Five in a row. Nine of the last 10. There’s parallels between the Longhorns dominance over North Carolina in basketball and Nebraska in football. No one owns Roy Williams quite like Texas basketball does. His 1-8 record is the worst record against any program as the Tar Heels head coach.
2004: Texas 78, UNC 75— Burnt Orange Nation (@BON_SBNation) December 1, 2020
2009: Texas 103, UNC 90
2010: Texas 78, UNC 76
2011: UNC 82, Texas 63
2012: Texas 85, UNC 67
2013: Texas 86, UNC 83
2015: Texas 84, UNC 82
2018: Texas 92, UNC 89
The most encouraging takeaway from this week’s three games?
Texas proved themselves in a tournament environment — a preview of what playing in March is like. Plus, there’s a ton of room for improvement, as Smart pointed out after the win, “We have a lot to learn from the 120 minutes of video from the last three days. The exciting thing is that there’s not a guy on our team that can’t play better.”
By beating Davidson, Indiana, and North Carolina, this week’s performance should lift Texas into the AP Top 10 for the first time ever under Smart. He remains undefeated with a fro.
Next up? The Longhorns will play host to another blue-blood program — the No. 12 Villanova Wildcats come to Austin on Sunday — tip is at 12:00 Central on ESPN. The Big 12 opener is at Baylor the following Sunday. We’ll find out just how legit this team is over the next week and a half.

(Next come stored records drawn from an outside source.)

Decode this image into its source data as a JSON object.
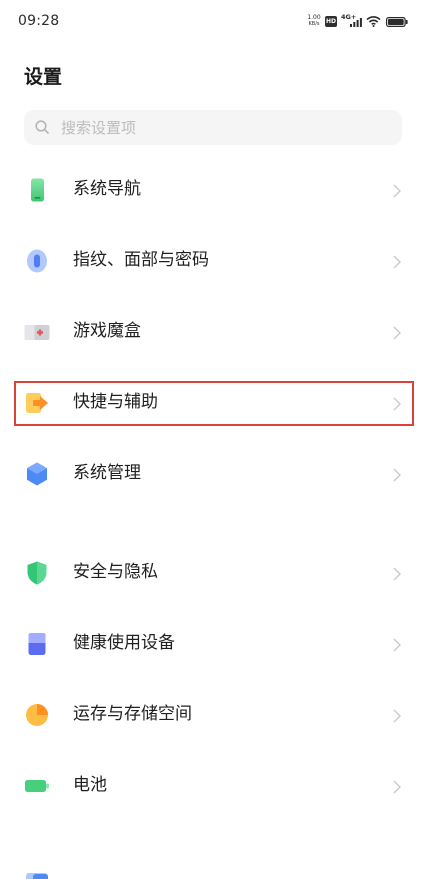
{
  "status_bar": {
    "time": "09:28",
    "net_speed": {
      "value": "1.00",
      "unit": "KB/s"
    },
    "hd_label": "HD",
    "network_type": "4G+",
    "icons": [
      "signal-bars-icon",
      "wifi-icon",
      "battery-status-icon"
    ]
  },
  "header": {
    "title": "设置"
  },
  "search": {
    "placeholder": "搜索设置项",
    "icon": "search-icon"
  },
  "settings_groups": [
    {
      "items": [
        {
          "label": "系统导航",
          "icon": "system-navigation-icon"
        },
        {
          "label": "指纹、面部与密码",
          "icon": "fingerprint-icon"
        },
        {
          "label": "游戏魔盒",
          "icon": "game-box-icon"
        },
        {
          "label": "快捷与辅助",
          "icon": "shortcut-assist-icon",
          "highlighted": true
        },
        {
          "label": "系统管理",
          "icon": "system-management-icon"
        }
      ]
    },
    {
      "items": [
        {
          "label": "安全与隐私",
          "icon": "shield-icon"
        },
        {
          "label": "健康使用设备",
          "icon": "healthy-usage-icon"
        },
        {
          "label": "运存与存储空间",
          "icon": "storage-pie-icon"
        },
        {
          "label": "电池",
          "icon": "battery-icon"
        }
      ]
    },
    {
      "items": [
        {
          "icon": "partial-settings-icon"
        }
      ]
    }
  ],
  "colors": {
    "background": "#ffffff",
    "text": "#1f1f1f",
    "placeholder": "#bcbcbc",
    "search-bg": "#f5f5f5",
    "chevron": "#c9c9c9",
    "highlight": "#d9433a",
    "status": "#2b2b2b"
  }
}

Kenpom.com currently has Baylor ranked No. 2, Villanova at No. 3, and Texas at No. 4 in his metrics.